Items from an interface collection:
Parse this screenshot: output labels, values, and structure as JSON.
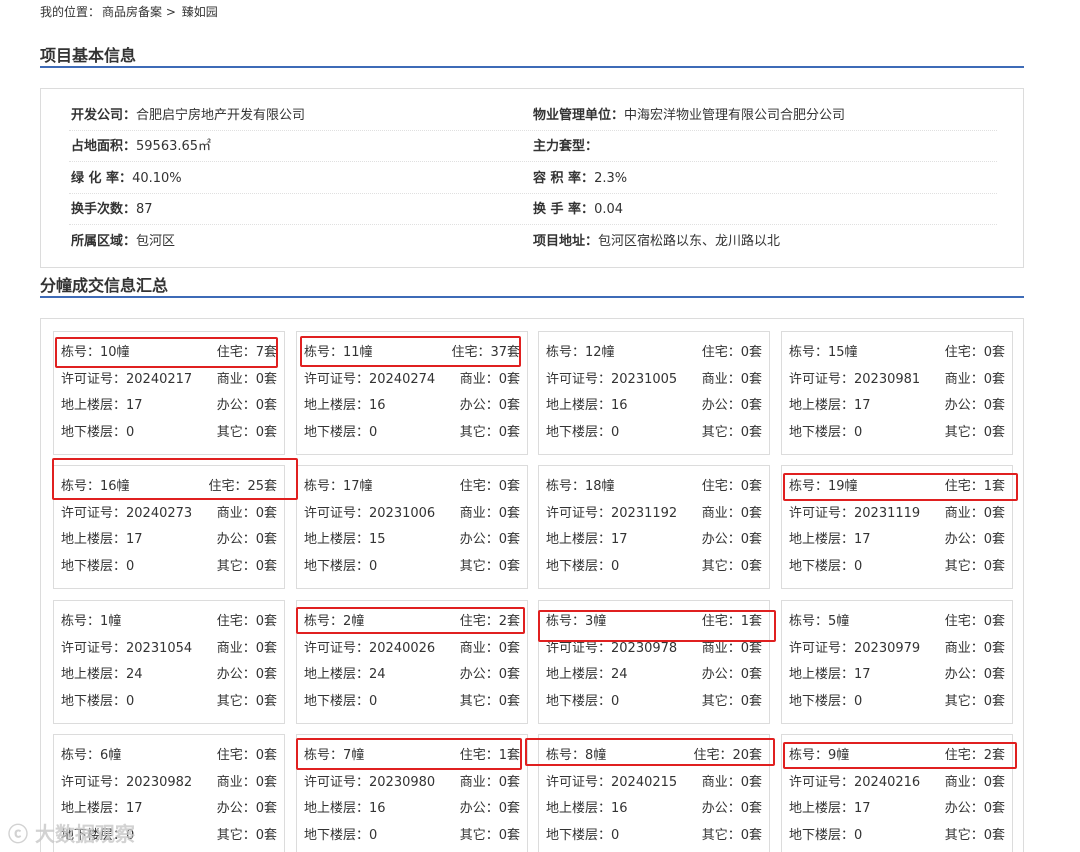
{
  "breadcrumb": {
    "prefix": "我的位置：",
    "items": [
      "商品房备案",
      "臻如园"
    ],
    "sep": ">"
  },
  "section1": {
    "title": "项目基本信息"
  },
  "info": {
    "rows": [
      {
        "lk": "开发公司：",
        "lv": "合肥启宁房地产开发有限公司",
        "rk": "物业管理单位：",
        "rv": "中海宏洋物业管理有限公司合肥分公司"
      },
      {
        "lk": "占地面积：",
        "lv": "59563.65㎡",
        "rk": "主力套型：",
        "rv": ""
      },
      {
        "lk": "绿 化 率：",
        "lv": "40.10%",
        "rk": "容 积 率：",
        "rv": "2.3%"
      },
      {
        "lk": "换手次数：",
        "lv": "87",
        "rk": "换 手 率：",
        "rv": "0.04"
      },
      {
        "lk": "所属区域：",
        "lv": "包河区",
        "rk": "项目地址：",
        "rv": "包河区宿松路以东、龙川路以北"
      }
    ]
  },
  "section2": {
    "title": "分幢成交信息汇总"
  },
  "buildings": [
    {
      "num": "栋号：10幢",
      "res": "住宅：7套",
      "permit": "许可证号：20240217",
      "com": "商业：0套",
      "above": "地上楼层：17",
      "off": "办公：0套",
      "below": "地下楼层：0",
      "oth": "其它：0套"
    },
    {
      "num": "栋号：11幢",
      "res": "住宅：37套",
      "permit": "许可证号：20240274",
      "com": "商业：0套",
      "above": "地上楼层：16",
      "off": "办公：0套",
      "below": "地下楼层：0",
      "oth": "其它：0套"
    },
    {
      "num": "栋号：12幢",
      "res": "住宅：0套",
      "permit": "许可证号：20231005",
      "com": "商业：0套",
      "above": "地上楼层：16",
      "off": "办公：0套",
      "below": "地下楼层：0",
      "oth": "其它：0套"
    },
    {
      "num": "栋号：15幢",
      "res": "住宅：0套",
      "permit": "许可证号：20230981",
      "com": "商业：0套",
      "above": "地上楼层：17",
      "off": "办公：0套",
      "below": "地下楼层：0",
      "oth": "其它：0套"
    },
    {
      "num": "栋号：16幢",
      "res": "住宅：25套",
      "permit": "许可证号：20240273",
      "com": "商业：0套",
      "above": "地上楼层：17",
      "off": "办公：0套",
      "below": "地下楼层：0",
      "oth": "其它：0套"
    },
    {
      "num": "栋号：17幢",
      "res": "住宅：0套",
      "permit": "许可证号：20231006",
      "com": "商业：0套",
      "above": "地上楼层：15",
      "off": "办公：0套",
      "below": "地下楼层：0",
      "oth": "其它：0套"
    },
    {
      "num": "栋号：18幢",
      "res": "住宅：0套",
      "permit": "许可证号：20231192",
      "com": "商业：0套",
      "above": "地上楼层：17",
      "off": "办公：0套",
      "below": "地下楼层：0",
      "oth": "其它：0套"
    },
    {
      "num": "栋号：19幢",
      "res": "住宅：1套",
      "permit": "许可证号：20231119",
      "com": "商业：0套",
      "above": "地上楼层：17",
      "off": "办公：0套",
      "below": "地下楼层：0",
      "oth": "其它：0套"
    },
    {
      "num": "栋号：1幢",
      "res": "住宅：0套",
      "permit": "许可证号：20231054",
      "com": "商业：0套",
      "above": "地上楼层：24",
      "off": "办公：0套",
      "below": "地下楼层：0",
      "oth": "其它：0套"
    },
    {
      "num": "栋号：2幢",
      "res": "住宅：2套",
      "permit": "许可证号：20240026",
      "com": "商业：0套",
      "above": "地上楼层：24",
      "off": "办公：0套",
      "below": "地下楼层：0",
      "oth": "其它：0套"
    },
    {
      "num": "栋号：3幢",
      "res": "住宅：1套",
      "permit": "许可证号：20230978",
      "com": "商业：0套",
      "above": "地上楼层：24",
      "off": "办公：0套",
      "below": "地下楼层：0",
      "oth": "其它：0套"
    },
    {
      "num": "栋号：5幢",
      "res": "住宅：0套",
      "permit": "许可证号：20230979",
      "com": "商业：0套",
      "above": "地上楼层：17",
      "off": "办公：0套",
      "below": "地下楼层：0",
      "oth": "其它：0套"
    },
    {
      "num": "栋号：6幢",
      "res": "住宅：0套",
      "permit": "许可证号：20230982",
      "com": "商业：0套",
      "above": "地上楼层：17",
      "off": "办公：0套",
      "below": "地下楼层：0",
      "oth": "其它：0套"
    },
    {
      "num": "栋号：7幢",
      "res": "住宅：1套",
      "permit": "许可证号：20230980",
      "com": "商业：0套",
      "above": "地上楼层：16",
      "off": "办公：0套",
      "below": "地下楼层：0",
      "oth": "其它：0套"
    },
    {
      "num": "栋号：8幢",
      "res": "住宅：20套",
      "permit": "许可证号：20240215",
      "com": "商业：0套",
      "above": "地上楼层：16",
      "off": "办公：0套",
      "below": "地下楼层：0",
      "oth": "其它：0套"
    },
    {
      "num": "栋号：9幢",
      "res": "住宅：2套",
      "permit": "许可证号：20240216",
      "com": "商业：0套",
      "above": "地上楼层：17",
      "off": "办公：0套",
      "below": "地下楼层：0",
      "oth": "其它：0套"
    }
  ],
  "watermark": {
    "text": "大数据观察"
  },
  "colors": {
    "accent_line": "#3e6bb7",
    "highlight": "#e02020",
    "border": "#dcdcdc"
  }
}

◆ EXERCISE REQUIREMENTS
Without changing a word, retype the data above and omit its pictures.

◆ REPLY
Parse this screenshot: output labels, values, and structure as JSON.
{
  "breadcrumb": {
    "prefix": "我的位置：",
    "items": [
      "商品房备案",
      "臻如园"
    ],
    "sep": ">"
  },
  "section1": {
    "title": "项目基本信息"
  },
  "info": {
    "rows": [
      {
        "lk": "开发公司：",
        "lv": "合肥启宁房地产开发有限公司",
        "rk": "物业管理单位：",
        "rv": "中海宏洋物业管理有限公司合肥分公司"
      },
      {
        "lk": "占地面积：",
        "lv": "59563.65㎡",
        "rk": "主力套型：",
        "rv": ""
      },
      {
        "lk": "绿 化 率：",
        "lv": "40.10%",
        "rk": "容 积 率：",
        "rv": "2.3%"
      },
      {
        "lk": "换手次数：",
        "lv": "87",
        "rk": "换 手 率：",
        "rv": "0.04"
      },
      {
        "lk": "所属区域：",
        "lv": "包河区",
        "rk": "项目地址：",
        "rv": "包河区宿松路以东、龙川路以北"
      }
    ]
  },
  "section2": {
    "title": "分幢成交信息汇总"
  },
  "buildings": [
    {
      "num": "栋号：10幢",
      "res": "住宅：7套",
      "permit": "许可证号：20240217",
      "com": "商业：0套",
      "above": "地上楼层：17",
      "off": "办公：0套",
      "below": "地下楼层：0",
      "oth": "其它：0套"
    },
    {
      "num": "栋号：11幢",
      "res": "住宅：37套",
      "permit": "许可证号：20240274",
      "com": "商业：0套",
      "above": "地上楼层：16",
      "off": "办公：0套",
      "below": "地下楼层：0",
      "oth": "其它：0套"
    },
    {
      "num": "栋号：12幢",
      "res": "住宅：0套",
      "permit": "许可证号：20231005",
      "com": "商业：0套",
      "above": "地上楼层：16",
      "off": "办公：0套",
      "below": "地下楼层：0",
      "oth": "其它：0套"
    },
    {
      "num": "栋号：15幢",
      "res": "住宅：0套",
      "permit": "许可证号：20230981",
      "com": "商业：0套",
      "above": "地上楼层：17",
      "off": "办公：0套",
      "below": "地下楼层：0",
      "oth": "其它：0套"
    },
    {
      "num": "栋号：16幢",
      "res": "住宅：25套",
      "permit": "许可证号：20240273",
      "com": "商业：0套",
      "above": "地上楼层：17",
      "off": "办公：0套",
      "below": "地下楼层：0",
      "oth": "其它：0套"
    },
    {
      "num": "栋号：17幢",
      "res": "住宅：0套",
      "permit": "许可证号：20231006",
      "com": "商业：0套",
      "above": "地上楼层：15",
      "off": "办公：0套",
      "below": "地下楼层：0",
      "oth": "其它：0套"
    },
    {
      "num": "栋号：18幢",
      "res": "住宅：0套",
      "permit": "许可证号：20231192",
      "com": "商业：0套",
      "above": "地上楼层：17",
      "off": "办公：0套",
      "below": "地下楼层：0",
      "oth": "其它：0套"
    },
    {
      "num": "栋号：19幢",
      "res": "住宅：1套",
      "permit": "许可证号：20231119",
      "com": "商业：0套",
      "above": "地上楼层：17",
      "off": "办公：0套",
      "below": "地下楼层：0",
      "oth": "其它：0套"
    },
    {
      "num": "栋号：1幢",
      "res": "住宅：0套",
      "permit": "许可证号：20231054",
      "com": "商业：0套",
      "above": "地上楼层：24",
      "off": "办公：0套",
      "below": "地下楼层：0",
      "oth": "其它：0套"
    },
    {
      "num": "栋号：2幢",
      "res": "住宅：2套",
      "permit": "许可证号：20240026",
      "com": "商业：0套",
      "above": "地上楼层：24",
      "off": "办公：0套",
      "below": "地下楼层：0",
      "oth": "其它：0套"
    },
    {
      "num": "栋号：3幢",
      "res": "住宅：1套",
      "permit": "许可证号：20230978",
      "com": "商业：0套",
      "above": "地上楼层：24",
      "off": "办公：0套",
      "below": "地下楼层：0",
      "oth": "其它：0套"
    },
    {
      "num": "栋号：5幢",
      "res": "住宅：0套",
      "permit": "许可证号：20230979",
      "com": "商业：0套",
      "above": "地上楼层：17",
      "off": "办公：0套",
      "below": "地下楼层：0",
      "oth": "其它：0套"
    },
    {
      "num": "栋号：6幢",
      "res": "住宅：0套",
      "permit": "许可证号：20230982",
      "com": "商业：0套",
      "above": "地上楼层：17",
      "off": "办公：0套",
      "below": "地下楼层：0",
      "oth": "其它：0套"
    },
    {
      "num": "栋号：7幢",
      "res": "住宅：1套",
      "permit": "许可证号：20230980",
      "com": "商业：0套",
      "above": "地上楼层：16",
      "off": "办公：0套",
      "below": "地下楼层：0",
      "oth": "其它：0套"
    },
    {
      "num": "栋号：8幢",
      "res": "住宅：20套",
      "permit": "许可证号：20240215",
      "com": "商业：0套",
      "above": "地上楼层：16",
      "off": "办公：0套",
      "below": "地下楼层：0",
      "oth": "其它：0套"
    },
    {
      "num": "栋号：9幢",
      "res": "住宅：2套",
      "permit": "许可证号：20240216",
      "com": "商业：0套",
      "above": "地上楼层：17",
      "off": "办公：0套",
      "below": "地下楼层：0",
      "oth": "其它：0套"
    }
  ],
  "watermark": {
    "text": "大数据观察"
  },
  "colors": {
    "accent_line": "#3e6bb7",
    "highlight": "#e02020",
    "border": "#dcdcdc"
  }
}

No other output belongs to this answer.